About this exercise:
Please find every line of the listing below where "description" occurs and copy it.

Data for this task:
==*==

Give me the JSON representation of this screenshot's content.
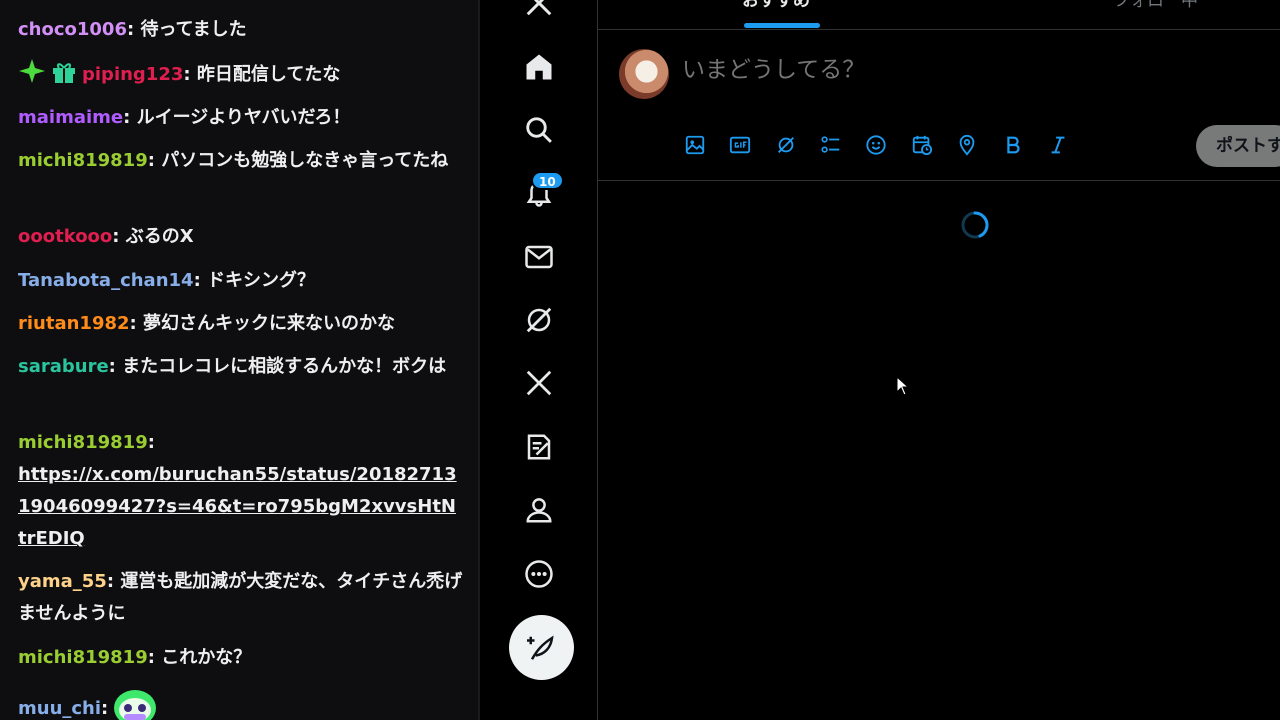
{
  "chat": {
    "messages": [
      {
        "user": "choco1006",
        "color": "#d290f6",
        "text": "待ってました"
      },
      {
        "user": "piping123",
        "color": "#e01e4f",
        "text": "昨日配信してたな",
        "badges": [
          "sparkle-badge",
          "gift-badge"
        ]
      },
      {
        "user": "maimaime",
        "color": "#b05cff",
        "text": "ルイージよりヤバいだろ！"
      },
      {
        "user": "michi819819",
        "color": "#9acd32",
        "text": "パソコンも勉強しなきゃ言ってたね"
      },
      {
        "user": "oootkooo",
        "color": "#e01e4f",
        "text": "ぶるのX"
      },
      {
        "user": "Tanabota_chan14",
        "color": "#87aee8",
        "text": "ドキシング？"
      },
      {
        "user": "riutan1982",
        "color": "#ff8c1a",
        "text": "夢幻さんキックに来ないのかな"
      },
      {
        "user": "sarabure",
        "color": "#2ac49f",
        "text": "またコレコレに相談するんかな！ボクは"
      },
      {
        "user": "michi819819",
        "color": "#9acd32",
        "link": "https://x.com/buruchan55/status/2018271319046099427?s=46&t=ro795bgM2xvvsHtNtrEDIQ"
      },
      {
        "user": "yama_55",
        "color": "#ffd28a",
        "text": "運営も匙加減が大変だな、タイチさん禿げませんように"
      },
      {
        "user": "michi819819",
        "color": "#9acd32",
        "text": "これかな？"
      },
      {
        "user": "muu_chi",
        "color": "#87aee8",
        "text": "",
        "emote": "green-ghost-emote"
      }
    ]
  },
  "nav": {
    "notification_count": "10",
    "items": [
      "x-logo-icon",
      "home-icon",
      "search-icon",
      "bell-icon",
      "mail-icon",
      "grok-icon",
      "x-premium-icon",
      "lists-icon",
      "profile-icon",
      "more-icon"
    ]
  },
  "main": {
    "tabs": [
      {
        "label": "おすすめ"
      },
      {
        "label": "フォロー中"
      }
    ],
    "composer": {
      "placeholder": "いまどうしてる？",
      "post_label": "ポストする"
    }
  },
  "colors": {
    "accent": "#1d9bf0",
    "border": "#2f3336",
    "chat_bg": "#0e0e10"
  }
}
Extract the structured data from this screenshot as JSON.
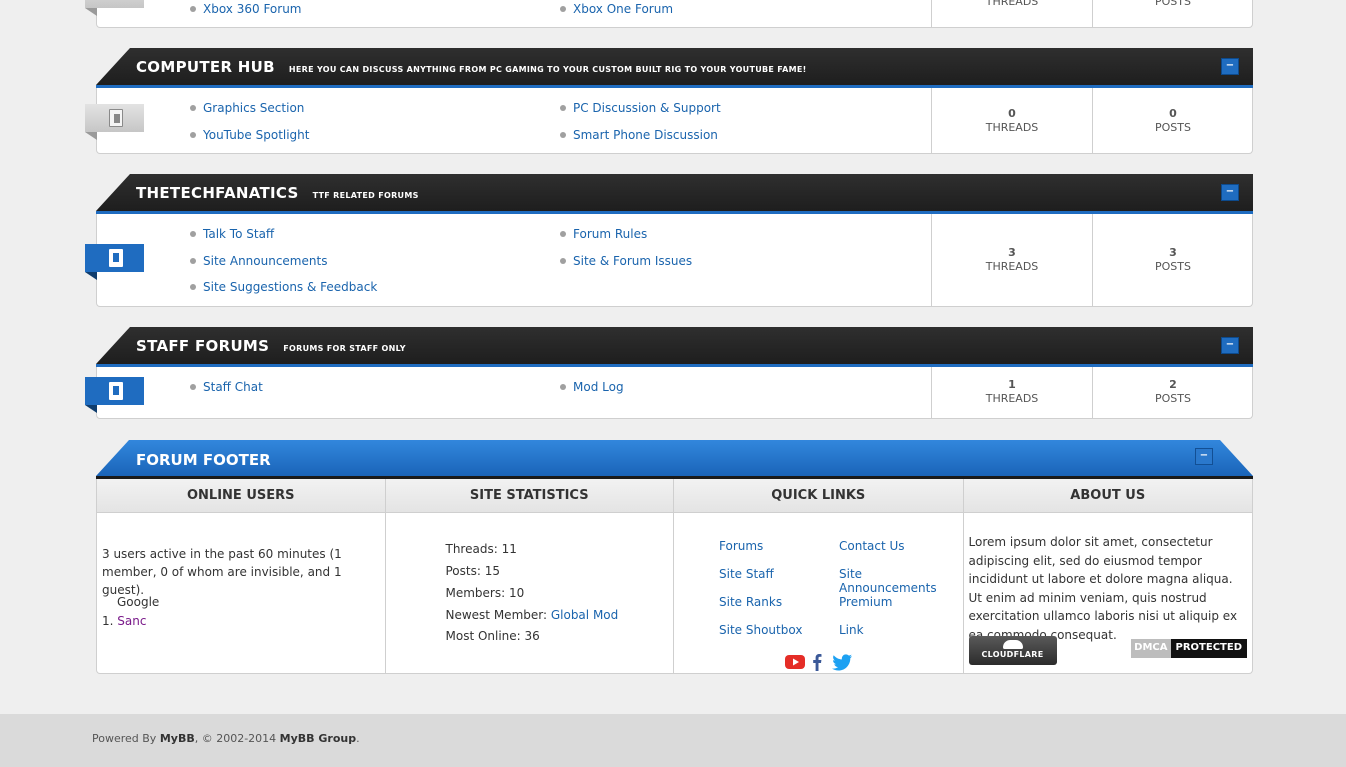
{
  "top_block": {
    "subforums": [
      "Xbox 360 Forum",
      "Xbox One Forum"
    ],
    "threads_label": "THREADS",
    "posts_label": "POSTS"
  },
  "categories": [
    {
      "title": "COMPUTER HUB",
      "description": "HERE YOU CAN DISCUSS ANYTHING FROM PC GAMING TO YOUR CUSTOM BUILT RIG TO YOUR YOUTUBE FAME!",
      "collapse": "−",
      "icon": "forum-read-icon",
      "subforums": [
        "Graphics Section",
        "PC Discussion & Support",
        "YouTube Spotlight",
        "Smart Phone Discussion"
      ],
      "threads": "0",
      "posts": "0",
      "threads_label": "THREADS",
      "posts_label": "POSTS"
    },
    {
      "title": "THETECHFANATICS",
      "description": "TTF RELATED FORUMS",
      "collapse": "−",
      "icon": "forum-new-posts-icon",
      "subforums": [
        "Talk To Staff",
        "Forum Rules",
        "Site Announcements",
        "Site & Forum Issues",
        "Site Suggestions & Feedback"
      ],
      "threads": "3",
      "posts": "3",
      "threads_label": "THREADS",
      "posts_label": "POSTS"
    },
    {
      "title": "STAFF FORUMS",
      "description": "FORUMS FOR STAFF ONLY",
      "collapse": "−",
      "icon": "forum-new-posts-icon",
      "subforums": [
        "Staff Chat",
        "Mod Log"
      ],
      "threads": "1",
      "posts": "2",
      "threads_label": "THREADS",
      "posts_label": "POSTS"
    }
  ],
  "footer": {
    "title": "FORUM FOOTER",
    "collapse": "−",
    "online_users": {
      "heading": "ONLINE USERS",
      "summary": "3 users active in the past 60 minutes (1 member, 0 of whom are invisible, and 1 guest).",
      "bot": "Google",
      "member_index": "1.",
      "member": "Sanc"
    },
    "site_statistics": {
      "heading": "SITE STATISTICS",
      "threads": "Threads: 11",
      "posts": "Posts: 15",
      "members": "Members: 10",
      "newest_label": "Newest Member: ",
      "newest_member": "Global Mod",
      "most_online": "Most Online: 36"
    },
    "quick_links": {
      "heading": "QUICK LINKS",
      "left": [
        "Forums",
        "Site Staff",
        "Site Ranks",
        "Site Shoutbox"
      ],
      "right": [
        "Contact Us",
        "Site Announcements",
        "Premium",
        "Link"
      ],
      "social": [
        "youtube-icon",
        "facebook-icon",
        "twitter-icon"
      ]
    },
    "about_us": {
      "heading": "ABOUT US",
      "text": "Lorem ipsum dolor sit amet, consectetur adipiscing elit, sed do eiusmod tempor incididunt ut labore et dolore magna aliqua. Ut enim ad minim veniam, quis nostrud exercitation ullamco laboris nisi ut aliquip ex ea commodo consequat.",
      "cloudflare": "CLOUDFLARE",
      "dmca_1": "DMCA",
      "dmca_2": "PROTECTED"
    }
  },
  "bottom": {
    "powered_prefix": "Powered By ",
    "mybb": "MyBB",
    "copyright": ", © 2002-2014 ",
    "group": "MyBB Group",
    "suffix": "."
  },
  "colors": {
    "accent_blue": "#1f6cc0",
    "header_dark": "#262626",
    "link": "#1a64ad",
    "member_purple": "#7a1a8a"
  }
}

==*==

Task response:
      "description": "HERE YOU CAN DISCUSS ANYTHING FROM PC GAMING TO YOUR CUSTOM BUILT RIG TO YOUR YOUTUBE FAME!",
      "description": "TTF RELATED FORUMS",
      "description": "FORUMS FOR STAFF ONLY",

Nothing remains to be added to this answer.